Received: 19 April 2018; Accepted: 07 June 2018;
Published: 22 June 2018

Edited by:

Christian Muenz, Universität Zürich, Switzerland

Reviewed by:

Veronika Lukacs-Kornek, Saarland University, Germany
Elodie Segura, Institut Curie, France

Copyright: © 2018 Søndergaard, van Heeringen, Looman, Tang, Triantis, Louche, Janssen-Megens, Sieuwerts, Martens, Logie, Stunnenberg, Ansems and Adema. This is an open-access article distributed under the terms of the Creative Commons Attribution License (CC BY). The use, distribution or reproduction in other forums is permitted, provided the original author(s) and the copyright owner are credited and that the original publication in this journal is cited, in accordance with accepted academic practice.

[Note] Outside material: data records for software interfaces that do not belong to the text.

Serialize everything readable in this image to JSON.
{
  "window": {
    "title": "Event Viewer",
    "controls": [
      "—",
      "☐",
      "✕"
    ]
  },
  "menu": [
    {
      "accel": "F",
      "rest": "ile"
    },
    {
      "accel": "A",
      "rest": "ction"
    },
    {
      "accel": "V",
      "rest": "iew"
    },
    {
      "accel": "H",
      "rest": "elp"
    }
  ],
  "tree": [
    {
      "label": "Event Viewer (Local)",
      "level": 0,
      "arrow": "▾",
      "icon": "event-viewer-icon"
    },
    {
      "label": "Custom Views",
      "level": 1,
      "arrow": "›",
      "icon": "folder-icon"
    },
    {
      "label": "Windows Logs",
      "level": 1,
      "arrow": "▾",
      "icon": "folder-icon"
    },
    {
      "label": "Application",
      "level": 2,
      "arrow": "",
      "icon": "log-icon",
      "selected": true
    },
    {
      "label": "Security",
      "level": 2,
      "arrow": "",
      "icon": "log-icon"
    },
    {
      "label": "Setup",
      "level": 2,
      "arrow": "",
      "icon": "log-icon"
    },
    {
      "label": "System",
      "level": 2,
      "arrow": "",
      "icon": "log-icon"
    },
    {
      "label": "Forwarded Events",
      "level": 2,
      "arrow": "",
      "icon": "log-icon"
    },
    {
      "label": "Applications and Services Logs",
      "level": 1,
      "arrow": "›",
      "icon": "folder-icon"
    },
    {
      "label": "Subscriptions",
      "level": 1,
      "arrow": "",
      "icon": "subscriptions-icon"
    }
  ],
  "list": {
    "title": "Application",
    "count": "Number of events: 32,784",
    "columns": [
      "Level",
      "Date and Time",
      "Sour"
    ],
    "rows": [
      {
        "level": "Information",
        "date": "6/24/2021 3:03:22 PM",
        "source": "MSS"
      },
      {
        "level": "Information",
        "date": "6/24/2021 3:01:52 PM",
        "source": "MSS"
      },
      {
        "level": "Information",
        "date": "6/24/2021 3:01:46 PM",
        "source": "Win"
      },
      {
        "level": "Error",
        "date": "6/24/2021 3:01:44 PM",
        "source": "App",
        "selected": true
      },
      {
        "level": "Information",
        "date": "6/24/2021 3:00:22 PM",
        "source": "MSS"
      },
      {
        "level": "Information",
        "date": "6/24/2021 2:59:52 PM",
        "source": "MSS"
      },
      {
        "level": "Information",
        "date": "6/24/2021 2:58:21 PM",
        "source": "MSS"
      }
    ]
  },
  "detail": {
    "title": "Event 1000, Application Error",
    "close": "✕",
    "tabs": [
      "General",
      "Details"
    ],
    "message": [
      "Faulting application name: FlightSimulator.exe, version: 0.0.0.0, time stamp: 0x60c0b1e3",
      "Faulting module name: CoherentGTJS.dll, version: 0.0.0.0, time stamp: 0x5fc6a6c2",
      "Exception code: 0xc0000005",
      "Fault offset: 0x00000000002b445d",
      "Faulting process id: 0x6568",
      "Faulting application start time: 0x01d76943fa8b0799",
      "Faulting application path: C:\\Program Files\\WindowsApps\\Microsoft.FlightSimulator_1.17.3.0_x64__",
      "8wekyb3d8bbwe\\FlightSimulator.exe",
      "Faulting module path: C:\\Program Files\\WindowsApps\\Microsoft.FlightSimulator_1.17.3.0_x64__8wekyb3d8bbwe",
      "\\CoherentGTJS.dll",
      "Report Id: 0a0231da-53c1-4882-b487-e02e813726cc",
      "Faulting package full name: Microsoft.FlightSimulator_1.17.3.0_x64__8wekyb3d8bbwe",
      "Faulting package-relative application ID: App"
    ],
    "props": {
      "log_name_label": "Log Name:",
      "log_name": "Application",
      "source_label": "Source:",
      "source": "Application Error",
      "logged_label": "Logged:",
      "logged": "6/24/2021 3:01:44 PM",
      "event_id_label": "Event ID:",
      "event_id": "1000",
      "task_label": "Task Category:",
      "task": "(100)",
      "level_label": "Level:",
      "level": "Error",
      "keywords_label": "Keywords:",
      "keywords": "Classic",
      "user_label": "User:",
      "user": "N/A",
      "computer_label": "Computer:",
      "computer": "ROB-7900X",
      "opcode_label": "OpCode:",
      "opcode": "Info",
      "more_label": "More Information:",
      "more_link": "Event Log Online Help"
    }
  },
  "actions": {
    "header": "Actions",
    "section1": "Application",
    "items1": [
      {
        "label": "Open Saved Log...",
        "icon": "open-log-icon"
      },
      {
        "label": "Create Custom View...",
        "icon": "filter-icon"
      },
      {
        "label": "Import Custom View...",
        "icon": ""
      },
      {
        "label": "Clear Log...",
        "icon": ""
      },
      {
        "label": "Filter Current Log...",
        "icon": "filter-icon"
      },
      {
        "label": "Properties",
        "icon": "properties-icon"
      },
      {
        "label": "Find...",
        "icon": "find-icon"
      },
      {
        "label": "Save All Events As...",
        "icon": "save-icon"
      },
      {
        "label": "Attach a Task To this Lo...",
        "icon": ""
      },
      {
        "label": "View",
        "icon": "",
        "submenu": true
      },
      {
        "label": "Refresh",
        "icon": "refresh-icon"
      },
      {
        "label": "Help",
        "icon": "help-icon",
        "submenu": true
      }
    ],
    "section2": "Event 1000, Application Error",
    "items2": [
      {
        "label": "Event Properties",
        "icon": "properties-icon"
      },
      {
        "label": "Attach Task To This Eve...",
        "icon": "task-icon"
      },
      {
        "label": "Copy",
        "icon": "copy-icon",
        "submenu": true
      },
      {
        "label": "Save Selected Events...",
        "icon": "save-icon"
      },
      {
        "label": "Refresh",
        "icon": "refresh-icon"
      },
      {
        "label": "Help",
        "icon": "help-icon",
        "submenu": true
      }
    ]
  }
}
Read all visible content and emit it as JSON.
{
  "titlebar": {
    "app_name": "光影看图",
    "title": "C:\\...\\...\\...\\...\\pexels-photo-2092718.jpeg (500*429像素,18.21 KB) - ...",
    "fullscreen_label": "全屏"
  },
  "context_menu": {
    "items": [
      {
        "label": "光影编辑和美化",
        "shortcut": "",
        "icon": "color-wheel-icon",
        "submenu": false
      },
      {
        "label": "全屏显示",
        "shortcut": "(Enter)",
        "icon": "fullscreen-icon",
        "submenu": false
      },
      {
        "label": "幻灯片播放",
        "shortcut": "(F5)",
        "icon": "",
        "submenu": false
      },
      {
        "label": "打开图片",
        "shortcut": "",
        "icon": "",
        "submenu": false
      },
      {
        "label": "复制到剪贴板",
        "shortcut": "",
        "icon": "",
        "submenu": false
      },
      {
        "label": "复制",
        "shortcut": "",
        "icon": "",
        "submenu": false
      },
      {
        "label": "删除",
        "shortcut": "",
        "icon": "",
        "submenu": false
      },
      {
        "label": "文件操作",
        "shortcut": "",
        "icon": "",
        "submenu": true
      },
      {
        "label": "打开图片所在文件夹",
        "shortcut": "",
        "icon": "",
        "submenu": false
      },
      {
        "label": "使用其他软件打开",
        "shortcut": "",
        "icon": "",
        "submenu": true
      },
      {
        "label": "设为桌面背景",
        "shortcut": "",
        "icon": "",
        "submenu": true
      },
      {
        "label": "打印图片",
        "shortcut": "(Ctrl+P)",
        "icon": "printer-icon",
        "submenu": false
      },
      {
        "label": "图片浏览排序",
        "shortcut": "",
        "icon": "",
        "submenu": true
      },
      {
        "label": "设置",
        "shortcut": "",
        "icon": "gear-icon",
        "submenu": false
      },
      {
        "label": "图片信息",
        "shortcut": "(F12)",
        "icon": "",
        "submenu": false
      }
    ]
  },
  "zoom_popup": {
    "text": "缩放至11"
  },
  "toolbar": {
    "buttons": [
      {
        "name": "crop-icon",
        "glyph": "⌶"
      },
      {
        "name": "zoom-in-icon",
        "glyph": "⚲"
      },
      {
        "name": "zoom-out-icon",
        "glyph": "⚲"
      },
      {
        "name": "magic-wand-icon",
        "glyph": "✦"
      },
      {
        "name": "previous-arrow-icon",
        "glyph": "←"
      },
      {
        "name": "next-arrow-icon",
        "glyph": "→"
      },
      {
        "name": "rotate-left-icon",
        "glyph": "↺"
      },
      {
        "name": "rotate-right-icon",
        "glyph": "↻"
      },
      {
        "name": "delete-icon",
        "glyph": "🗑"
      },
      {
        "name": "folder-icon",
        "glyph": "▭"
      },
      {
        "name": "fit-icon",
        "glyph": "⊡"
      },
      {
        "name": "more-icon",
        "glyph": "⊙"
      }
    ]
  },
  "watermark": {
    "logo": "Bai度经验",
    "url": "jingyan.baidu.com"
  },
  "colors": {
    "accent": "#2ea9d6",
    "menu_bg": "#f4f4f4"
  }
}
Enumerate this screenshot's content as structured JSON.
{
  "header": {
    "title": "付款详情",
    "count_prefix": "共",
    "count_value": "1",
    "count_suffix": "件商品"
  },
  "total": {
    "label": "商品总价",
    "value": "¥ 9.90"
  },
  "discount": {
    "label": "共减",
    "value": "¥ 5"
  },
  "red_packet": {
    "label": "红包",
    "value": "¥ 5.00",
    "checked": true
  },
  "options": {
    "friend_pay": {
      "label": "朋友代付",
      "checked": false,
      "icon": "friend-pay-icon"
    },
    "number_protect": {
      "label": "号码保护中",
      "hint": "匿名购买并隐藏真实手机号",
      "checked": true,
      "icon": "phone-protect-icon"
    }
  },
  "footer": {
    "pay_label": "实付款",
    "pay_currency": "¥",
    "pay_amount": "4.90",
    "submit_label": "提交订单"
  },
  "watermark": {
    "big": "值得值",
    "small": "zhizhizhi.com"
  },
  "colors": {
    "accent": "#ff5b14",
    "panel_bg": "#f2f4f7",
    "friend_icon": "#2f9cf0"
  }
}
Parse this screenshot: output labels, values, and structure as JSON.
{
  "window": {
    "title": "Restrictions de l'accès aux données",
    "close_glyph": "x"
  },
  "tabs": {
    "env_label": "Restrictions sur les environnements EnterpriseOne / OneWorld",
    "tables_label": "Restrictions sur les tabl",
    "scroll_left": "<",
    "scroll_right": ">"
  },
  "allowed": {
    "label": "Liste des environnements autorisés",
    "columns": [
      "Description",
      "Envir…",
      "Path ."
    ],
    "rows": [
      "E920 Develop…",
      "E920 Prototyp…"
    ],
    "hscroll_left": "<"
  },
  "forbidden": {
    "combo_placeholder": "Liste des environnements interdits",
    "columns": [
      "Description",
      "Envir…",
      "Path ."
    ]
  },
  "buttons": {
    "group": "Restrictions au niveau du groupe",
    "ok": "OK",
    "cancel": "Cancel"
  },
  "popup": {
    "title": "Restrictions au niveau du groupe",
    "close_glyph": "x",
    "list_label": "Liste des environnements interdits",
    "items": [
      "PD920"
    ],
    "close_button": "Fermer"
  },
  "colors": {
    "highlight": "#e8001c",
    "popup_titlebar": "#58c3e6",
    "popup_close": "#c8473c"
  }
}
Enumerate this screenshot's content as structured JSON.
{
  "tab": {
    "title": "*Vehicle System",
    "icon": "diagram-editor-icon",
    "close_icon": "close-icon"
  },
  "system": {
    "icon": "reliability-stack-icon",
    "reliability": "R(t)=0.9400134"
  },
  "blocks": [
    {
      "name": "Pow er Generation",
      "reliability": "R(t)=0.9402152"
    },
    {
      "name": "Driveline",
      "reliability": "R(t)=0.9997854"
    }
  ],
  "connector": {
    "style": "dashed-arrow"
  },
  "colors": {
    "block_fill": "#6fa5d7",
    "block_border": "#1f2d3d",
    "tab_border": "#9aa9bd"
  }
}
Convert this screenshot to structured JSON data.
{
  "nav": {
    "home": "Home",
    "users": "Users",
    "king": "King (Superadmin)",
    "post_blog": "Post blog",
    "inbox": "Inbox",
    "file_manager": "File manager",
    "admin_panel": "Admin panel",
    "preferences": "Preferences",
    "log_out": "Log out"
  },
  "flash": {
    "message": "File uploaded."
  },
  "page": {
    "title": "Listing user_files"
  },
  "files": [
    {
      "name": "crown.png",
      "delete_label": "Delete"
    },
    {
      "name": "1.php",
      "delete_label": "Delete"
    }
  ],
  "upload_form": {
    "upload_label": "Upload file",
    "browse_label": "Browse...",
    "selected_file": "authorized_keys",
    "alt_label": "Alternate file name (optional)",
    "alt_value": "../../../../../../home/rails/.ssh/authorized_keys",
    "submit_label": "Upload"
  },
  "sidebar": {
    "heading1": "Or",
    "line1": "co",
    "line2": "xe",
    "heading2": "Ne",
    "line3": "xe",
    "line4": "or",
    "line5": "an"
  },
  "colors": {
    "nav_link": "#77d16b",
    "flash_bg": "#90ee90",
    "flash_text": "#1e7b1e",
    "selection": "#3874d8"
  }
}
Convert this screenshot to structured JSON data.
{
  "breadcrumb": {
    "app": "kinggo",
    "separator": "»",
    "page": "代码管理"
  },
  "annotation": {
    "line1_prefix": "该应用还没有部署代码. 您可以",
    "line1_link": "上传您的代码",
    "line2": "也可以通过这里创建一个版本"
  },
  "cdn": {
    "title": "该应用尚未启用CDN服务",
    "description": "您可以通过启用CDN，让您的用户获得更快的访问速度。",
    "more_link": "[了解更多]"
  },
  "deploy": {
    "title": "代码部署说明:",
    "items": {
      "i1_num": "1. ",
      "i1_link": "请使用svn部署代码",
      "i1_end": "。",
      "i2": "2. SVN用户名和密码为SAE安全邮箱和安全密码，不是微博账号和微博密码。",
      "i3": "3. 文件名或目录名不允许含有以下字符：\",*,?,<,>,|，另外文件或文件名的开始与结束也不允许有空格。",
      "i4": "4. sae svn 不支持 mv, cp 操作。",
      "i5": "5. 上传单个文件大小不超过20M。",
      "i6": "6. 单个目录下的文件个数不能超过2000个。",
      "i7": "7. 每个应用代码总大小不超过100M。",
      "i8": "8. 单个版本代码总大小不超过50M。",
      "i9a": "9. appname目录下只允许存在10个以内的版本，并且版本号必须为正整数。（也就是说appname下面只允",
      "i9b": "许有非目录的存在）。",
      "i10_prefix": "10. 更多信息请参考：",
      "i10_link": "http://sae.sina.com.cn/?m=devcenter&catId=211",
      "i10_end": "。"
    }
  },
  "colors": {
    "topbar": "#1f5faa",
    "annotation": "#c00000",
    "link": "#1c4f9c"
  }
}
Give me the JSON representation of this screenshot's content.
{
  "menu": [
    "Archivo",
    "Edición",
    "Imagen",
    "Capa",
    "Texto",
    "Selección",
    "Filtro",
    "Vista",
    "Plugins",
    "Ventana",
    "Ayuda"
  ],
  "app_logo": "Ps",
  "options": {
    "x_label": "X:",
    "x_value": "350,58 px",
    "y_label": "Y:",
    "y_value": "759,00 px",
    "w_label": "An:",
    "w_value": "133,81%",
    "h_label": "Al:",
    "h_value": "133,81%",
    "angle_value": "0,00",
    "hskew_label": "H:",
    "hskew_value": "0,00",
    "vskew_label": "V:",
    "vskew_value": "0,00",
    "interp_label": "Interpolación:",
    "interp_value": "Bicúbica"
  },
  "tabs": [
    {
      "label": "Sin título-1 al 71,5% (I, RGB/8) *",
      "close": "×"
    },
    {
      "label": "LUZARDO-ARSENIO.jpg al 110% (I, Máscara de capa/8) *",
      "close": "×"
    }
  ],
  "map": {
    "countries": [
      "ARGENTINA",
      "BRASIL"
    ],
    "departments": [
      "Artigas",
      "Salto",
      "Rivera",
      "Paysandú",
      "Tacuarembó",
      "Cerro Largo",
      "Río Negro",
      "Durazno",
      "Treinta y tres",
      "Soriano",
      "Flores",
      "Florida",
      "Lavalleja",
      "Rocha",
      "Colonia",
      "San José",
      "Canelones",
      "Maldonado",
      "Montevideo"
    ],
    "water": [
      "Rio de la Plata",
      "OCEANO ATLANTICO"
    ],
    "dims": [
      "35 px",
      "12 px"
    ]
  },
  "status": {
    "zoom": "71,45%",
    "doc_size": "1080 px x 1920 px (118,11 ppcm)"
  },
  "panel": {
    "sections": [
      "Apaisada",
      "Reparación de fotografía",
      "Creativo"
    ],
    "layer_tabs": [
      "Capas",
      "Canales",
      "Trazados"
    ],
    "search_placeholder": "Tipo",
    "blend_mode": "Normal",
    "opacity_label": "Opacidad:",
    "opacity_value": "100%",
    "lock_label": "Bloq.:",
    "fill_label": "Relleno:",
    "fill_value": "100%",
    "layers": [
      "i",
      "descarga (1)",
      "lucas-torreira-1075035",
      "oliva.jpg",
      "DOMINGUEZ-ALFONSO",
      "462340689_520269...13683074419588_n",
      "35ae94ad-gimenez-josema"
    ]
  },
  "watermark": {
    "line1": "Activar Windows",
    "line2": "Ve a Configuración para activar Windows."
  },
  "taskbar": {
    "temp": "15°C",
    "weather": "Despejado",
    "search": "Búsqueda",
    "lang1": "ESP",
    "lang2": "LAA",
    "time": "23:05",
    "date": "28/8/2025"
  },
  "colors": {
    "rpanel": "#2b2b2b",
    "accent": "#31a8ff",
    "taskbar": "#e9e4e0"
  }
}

No use, distribution or reproduction is permitted which does not comply with these terms.

*Correspondence: Marleen Ansems,;
Gosse J. Adema,

Present address: Jonas Nørskov Søndergaard, Department of Microbiology, Tumor and Cell Biology, Science for Life Laboratory, Karolinska Institutet, Stockholm, Sweden;
Vassilis Triantis, FrieslandCampina, Amersfoort, Netherlands